- Your first line of defense is your local police department. The police are still working to ensure you are safe and if someone commits an act of domestic violence against you, you should call 9-1-1 or go to your police station. (The County courts are closed to the public at the moment and are not taking complaints for a temporary restraining order.) Complaints for a Temporary Restraining Order are being taken and processed at the police stations with municipal court judges. Remember that many police departments have specific policies for domestic violence cases, including removing an abuser from the home if there are signs of physical abuse. The police can also put you in touch with a member of their Crisis Response Team to connect you with resources and help you in applying for a temporary restraining order.
- Remember that as part of a temporary restraining order, you can ask a judge to grant you a number of things, including temporary possession of the house, temporary custody of minor children, temporary possession of your car, and/or emergent monetary relief so that you have money to pay bills and buy groceries and other necessities. Thus, no victim should be afraid that by filing for a TRO, they risk being homeless, penniless, or leaving their kids with an abuser.
- The courts may be physically closed, but they are still working virtually. If the court closure does not allow your matter to proceed to a final hearing, your temporary restraining order will remain in effect for the foreseeable future.
- The courts are trying to find ways to have virtual final hearings to grant or deny Final Restraining Orders and move these matters forward. They are trying to address amendments to Temporary Restraining Order, voluntary dismissals by the victim and other issues such as support, parenting time and access to the home by the accused in order to obtain personal items if not addressed in the initial Temporary Restraining Order. In Morris County, at least, they are now taking amendments via email. Anyone seeking to amend a temporary restraining order should email the request to email@example.com Be sure to include all contact information when you send the request. Then, if an amendment requires a change to predicate act or reliefs, the court will be in contact with you to schedule a teleconference with a Judge.

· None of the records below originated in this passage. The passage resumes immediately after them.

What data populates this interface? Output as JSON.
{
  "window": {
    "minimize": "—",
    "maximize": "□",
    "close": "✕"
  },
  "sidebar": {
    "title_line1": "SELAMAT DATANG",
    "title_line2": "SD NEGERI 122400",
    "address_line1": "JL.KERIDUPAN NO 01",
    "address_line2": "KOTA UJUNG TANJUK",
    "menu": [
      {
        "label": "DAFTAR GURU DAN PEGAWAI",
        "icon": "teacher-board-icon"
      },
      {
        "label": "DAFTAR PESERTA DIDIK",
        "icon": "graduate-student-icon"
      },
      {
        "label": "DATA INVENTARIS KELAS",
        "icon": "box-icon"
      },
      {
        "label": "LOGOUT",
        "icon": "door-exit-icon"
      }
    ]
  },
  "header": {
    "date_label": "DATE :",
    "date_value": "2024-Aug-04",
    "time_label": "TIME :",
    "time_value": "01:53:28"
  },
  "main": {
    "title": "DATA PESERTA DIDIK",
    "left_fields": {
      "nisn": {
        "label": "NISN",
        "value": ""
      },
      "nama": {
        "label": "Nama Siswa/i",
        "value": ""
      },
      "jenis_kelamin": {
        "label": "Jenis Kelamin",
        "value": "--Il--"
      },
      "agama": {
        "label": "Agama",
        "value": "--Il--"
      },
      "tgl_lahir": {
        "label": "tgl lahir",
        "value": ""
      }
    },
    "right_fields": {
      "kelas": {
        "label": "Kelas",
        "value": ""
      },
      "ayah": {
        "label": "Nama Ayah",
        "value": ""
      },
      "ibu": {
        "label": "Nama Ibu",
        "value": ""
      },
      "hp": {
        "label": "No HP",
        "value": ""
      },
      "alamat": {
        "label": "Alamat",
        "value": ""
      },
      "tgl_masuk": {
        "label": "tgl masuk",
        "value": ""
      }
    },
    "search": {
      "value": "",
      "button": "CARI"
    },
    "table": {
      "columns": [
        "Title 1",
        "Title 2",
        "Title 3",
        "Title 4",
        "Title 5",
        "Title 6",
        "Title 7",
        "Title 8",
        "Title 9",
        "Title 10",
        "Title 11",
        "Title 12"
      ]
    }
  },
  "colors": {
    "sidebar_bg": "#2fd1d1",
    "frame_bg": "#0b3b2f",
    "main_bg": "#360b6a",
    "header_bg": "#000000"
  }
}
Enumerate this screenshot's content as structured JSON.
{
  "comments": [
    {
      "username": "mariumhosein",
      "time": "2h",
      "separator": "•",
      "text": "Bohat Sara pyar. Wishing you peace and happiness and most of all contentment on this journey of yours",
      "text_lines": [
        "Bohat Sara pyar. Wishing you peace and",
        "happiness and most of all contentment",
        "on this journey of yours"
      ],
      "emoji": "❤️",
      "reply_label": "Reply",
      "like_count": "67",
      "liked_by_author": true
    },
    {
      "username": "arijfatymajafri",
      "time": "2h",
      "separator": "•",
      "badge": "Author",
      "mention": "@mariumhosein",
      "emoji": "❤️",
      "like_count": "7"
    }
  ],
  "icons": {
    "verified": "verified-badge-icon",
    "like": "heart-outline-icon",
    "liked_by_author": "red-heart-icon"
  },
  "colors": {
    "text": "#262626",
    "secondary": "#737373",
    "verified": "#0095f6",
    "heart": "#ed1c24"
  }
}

- If you need additional help, there are a number of other organizations working tirelessly to help you, including:
- JBWS, whose Morris County Helpline Number is (973) 267-4763. JBWS is still operating their legal advocacy services telephonically, as well as remote counseling services and an emergency shelter;
- Local police departments will give you the opportunity to speak to a crisis response team member if you call them;
- The New Jersey Coalition to End Domestic Violence, whose 24 hour helpline is (800) 572-7233 or visit https://njcedv.org/covid19/ for resources.
- The National domestic violence hotline (1-877-R.U.ABUSED; 1-877-782-2873) or visit https://thehotline.org
- If all you have is a phone text LOVEIS to 22522.
If you are afraid to pursue these avenues while in the home, remember there are still a number of legitimate reasons to leave the house. You can still go grocery shopping, order curbside takeout at many restaurants for pick up, leave to get something at your local drug store, etc. Once you are out of the home, and the eyes of your abuser, you can make the necessary calls or go to the police station to seek assistance.
If you or someone you know has any questions regarding these issues or other family law, domestic violence, municipal court, or criminal law issues, we encourage you to reach out to Daly & Associates at (973) 292-9222. We are working remotely but we remain fully available to help you and your family in this difficult time.